Over the weekend, I attended the Tri-Conference Annual meetings of Rhode Island, Massachusetts, and Connecticut. This wasn’t just any meeting of the respective Conferences of the United Church of Christ, for in it these three conferences would vote on whether or not to pursue unification. If this were to happen, they would become the first Conferences to request that their boundaries shift and that a new Conference be formed as a result.
Throughout the weekend, the Holy Spirit was invoked. She is, after all, the lifeblood of the Church. It was Jesus himself who said that it is a good thing he is leaving, for if he did not the Advocate could not come. Following his death and resurrection, we all remained hidden in the upper room, unable to fulfill our missional imperative to preach the good news to the ends of the Earth – until that Pentecost Sunday when the Holy Spirit, the Advocate of whom Jesus spoke on the night of his death, came like the rush of a mighty wind and emboldened our courage – sending us out to do that for which we were called.
She has not abandoned us since. She blows where She will, and the faithful attune themselves to her movements. There is a particular expression of Christianity embraced by the United Church of Christ that finds that this act of discerning the movement of God’s Holy Spirit is best accomplished in community, when the gathered come together and listen to each other speak what is on their hearts and minds.

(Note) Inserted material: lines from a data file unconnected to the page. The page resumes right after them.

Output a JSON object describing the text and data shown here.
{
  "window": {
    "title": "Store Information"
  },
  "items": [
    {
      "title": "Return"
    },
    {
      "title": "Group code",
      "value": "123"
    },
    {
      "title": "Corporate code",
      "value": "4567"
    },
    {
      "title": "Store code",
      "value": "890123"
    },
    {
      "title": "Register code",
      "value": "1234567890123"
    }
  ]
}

That happened this last weekend in Hartford, when the body that was assembled tested whether or not their historic separateness was to be sacrificed for a current, common good – a decision that would bind long time historic allies in a common cause to become, as it was expressed so beautifully, together as one.

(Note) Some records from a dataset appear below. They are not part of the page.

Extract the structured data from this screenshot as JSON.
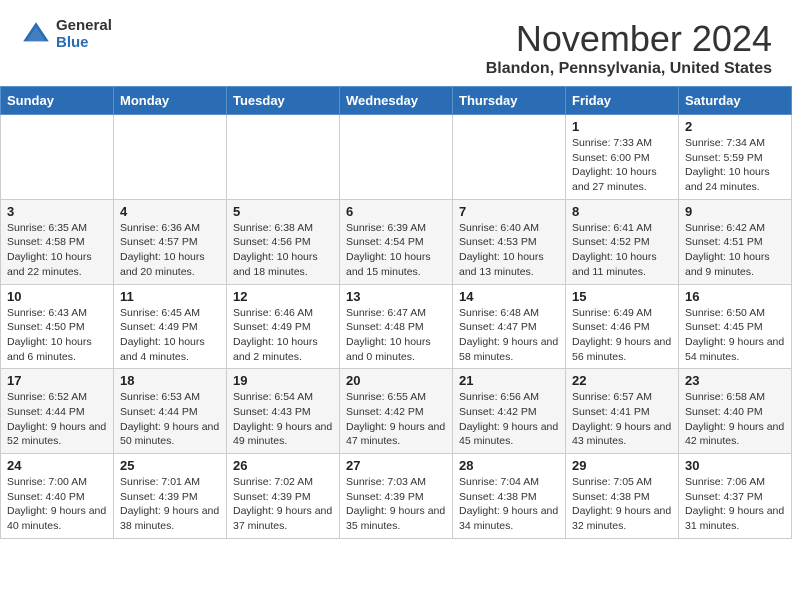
{
  "header": {
    "logo_general": "General",
    "logo_blue": "Blue",
    "month_title": "November 2024",
    "location": "Blandon, Pennsylvania, United States"
  },
  "weekdays": [
    "Sunday",
    "Monday",
    "Tuesday",
    "Wednesday",
    "Thursday",
    "Friday",
    "Saturday"
  ],
  "weeks": [
    [
      {
        "day": "",
        "sunrise": "",
        "sunset": "",
        "daylight": ""
      },
      {
        "day": "",
        "sunrise": "",
        "sunset": "",
        "daylight": ""
      },
      {
        "day": "",
        "sunrise": "",
        "sunset": "",
        "daylight": ""
      },
      {
        "day": "",
        "sunrise": "",
        "sunset": "",
        "daylight": ""
      },
      {
        "day": "",
        "sunrise": "",
        "sunset": "",
        "daylight": ""
      },
      {
        "day": "1",
        "sunrise": "Sunrise: 7:33 AM",
        "sunset": "Sunset: 6:00 PM",
        "daylight": "Daylight: 10 hours and 27 minutes."
      },
      {
        "day": "2",
        "sunrise": "Sunrise: 7:34 AM",
        "sunset": "Sunset: 5:59 PM",
        "daylight": "Daylight: 10 hours and 24 minutes."
      }
    ],
    [
      {
        "day": "3",
        "sunrise": "Sunrise: 6:35 AM",
        "sunset": "Sunset: 4:58 PM",
        "daylight": "Daylight: 10 hours and 22 minutes."
      },
      {
        "day": "4",
        "sunrise": "Sunrise: 6:36 AM",
        "sunset": "Sunset: 4:57 PM",
        "daylight": "Daylight: 10 hours and 20 minutes."
      },
      {
        "day": "5",
        "sunrise": "Sunrise: 6:38 AM",
        "sunset": "Sunset: 4:56 PM",
        "daylight": "Daylight: 10 hours and 18 minutes."
      },
      {
        "day": "6",
        "sunrise": "Sunrise: 6:39 AM",
        "sunset": "Sunset: 4:54 PM",
        "daylight": "Daylight: 10 hours and 15 minutes."
      },
      {
        "day": "7",
        "sunrise": "Sunrise: 6:40 AM",
        "sunset": "Sunset: 4:53 PM",
        "daylight": "Daylight: 10 hours and 13 minutes."
      },
      {
        "day": "8",
        "sunrise": "Sunrise: 6:41 AM",
        "sunset": "Sunset: 4:52 PM",
        "daylight": "Daylight: 10 hours and 11 minutes."
      },
      {
        "day": "9",
        "sunrise": "Sunrise: 6:42 AM",
        "sunset": "Sunset: 4:51 PM",
        "daylight": "Daylight: 10 hours and 9 minutes."
      }
    ],
    [
      {
        "day": "10",
        "sunrise": "Sunrise: 6:43 AM",
        "sunset": "Sunset: 4:50 PM",
        "daylight": "Daylight: 10 hours and 6 minutes."
      },
      {
        "day": "11",
        "sunrise": "Sunrise: 6:45 AM",
        "sunset": "Sunset: 4:49 PM",
        "daylight": "Daylight: 10 hours and 4 minutes."
      },
      {
        "day": "12",
        "sunrise": "Sunrise: 6:46 AM",
        "sunset": "Sunset: 4:49 PM",
        "daylight": "Daylight: 10 hours and 2 minutes."
      },
      {
        "day": "13",
        "sunrise": "Sunrise: 6:47 AM",
        "sunset": "Sunset: 4:48 PM",
        "daylight": "Daylight: 10 hours and 0 minutes."
      },
      {
        "day": "14",
        "sunrise": "Sunrise: 6:48 AM",
        "sunset": "Sunset: 4:47 PM",
        "daylight": "Daylight: 9 hours and 58 minutes."
      },
      {
        "day": "15",
        "sunrise": "Sunrise: 6:49 AM",
        "sunset": "Sunset: 4:46 PM",
        "daylight": "Daylight: 9 hours and 56 minutes."
      },
      {
        "day": "16",
        "sunrise": "Sunrise: 6:50 AM",
        "sunset": "Sunset: 4:45 PM",
        "daylight": "Daylight: 9 hours and 54 minutes."
      }
    ],
    [
      {
        "day": "17",
        "sunrise": "Sunrise: 6:52 AM",
        "sunset": "Sunset: 4:44 PM",
        "daylight": "Daylight: 9 hours and 52 minutes."
      },
      {
        "day": "18",
        "sunrise": "Sunrise: 6:53 AM",
        "sunset": "Sunset: 4:44 PM",
        "daylight": "Daylight: 9 hours and 50 minutes."
      },
      {
        "day": "19",
        "sunrise": "Sunrise: 6:54 AM",
        "sunset": "Sunset: 4:43 PM",
        "daylight": "Daylight: 9 hours and 49 minutes."
      },
      {
        "day": "20",
        "sunrise": "Sunrise: 6:55 AM",
        "sunset": "Sunset: 4:42 PM",
        "daylight": "Daylight: 9 hours and 47 minutes."
      },
      {
        "day": "21",
        "sunrise": "Sunrise: 6:56 AM",
        "sunset": "Sunset: 4:42 PM",
        "daylight": "Daylight: 9 hours and 45 minutes."
      },
      {
        "day": "22",
        "sunrise": "Sunrise: 6:57 AM",
        "sunset": "Sunset: 4:41 PM",
        "daylight": "Daylight: 9 hours and 43 minutes."
      },
      {
        "day": "23",
        "sunrise": "Sunrise: 6:58 AM",
        "sunset": "Sunset: 4:40 PM",
        "daylight": "Daylight: 9 hours and 42 minutes."
      }
    ],
    [
      {
        "day": "24",
        "sunrise": "Sunrise: 7:00 AM",
        "sunset": "Sunset: 4:40 PM",
        "daylight": "Daylight: 9 hours and 40 minutes."
      },
      {
        "day": "25",
        "sunrise": "Sunrise: 7:01 AM",
        "sunset": "Sunset: 4:39 PM",
        "daylight": "Daylight: 9 hours and 38 minutes."
      },
      {
        "day": "26",
        "sunrise": "Sunrise: 7:02 AM",
        "sunset": "Sunset: 4:39 PM",
        "daylight": "Daylight: 9 hours and 37 minutes."
      },
      {
        "day": "27",
        "sunrise": "Sunrise: 7:03 AM",
        "sunset": "Sunset: 4:39 PM",
        "daylight": "Daylight: 9 hours and 35 minutes."
      },
      {
        "day": "28",
        "sunrise": "Sunrise: 7:04 AM",
        "sunset": "Sunset: 4:38 PM",
        "daylight": "Daylight: 9 hours and 34 minutes."
      },
      {
        "day": "29",
        "sunrise": "Sunrise: 7:05 AM",
        "sunset": "Sunset: 4:38 PM",
        "daylight": "Daylight: 9 hours and 32 minutes."
      },
      {
        "day": "30",
        "sunrise": "Sunrise: 7:06 AM",
        "sunset": "Sunset: 4:37 PM",
        "daylight": "Daylight: 9 hours and 31 minutes."
      }
    ]
  ]
}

It was an honor to be present at, to witness, and to speak to the gathering of these faithful people. My own words were invited into the discerning body – bringing the perspective of a broader community that would be deeply affected by the decision they made.
The dialogue was respectful throughout, as one would hope from disciples of Jesus for whom love is the hallmark of their chosen way. There was present throughout the weekend an almost tangible electricity as everyone present knew what was at stake. The weight of the moment was not lost on any of us. The worship seemed to embody an authenticity of divine and sacred presence we too easily and too often take for granted. In the debates, there was an awareness of historic magnitude – a sense that this decision could not only bring to an end a structural reality, but could usher in a new way of being for the Church as we know it.
In a denomination that has, on balance, chosen autonomy over covenant as a primary way of structuring ourselves – this could signal a commitment to an interdependent way of living that not only called us to think differently about the role of autonomy and its relationship to our covenantal life, but could also introduce to the entire denomination the belief that old structures must give way to the new thing the Spirit is birthing.
There was a solemnity appropriate for the moment when it was announced that all three Conferences had affirmed the decision to be together as one. What was felt then was less joy than the weight of knowing that saying yes to something this big meant grieving the loss of something as big on the other side of that yes.
The church moves forward under the guidance of God’s Holy Spirit.
Hard choices determine new days.
Time makes ancient good uncouth, and we must onwards still and upwards who would keep abreast of truth.
God is still speaking.
The body is still faithfully listening.
And we move forward with courage and trepidation on this, our journey together as one Into the Mystic.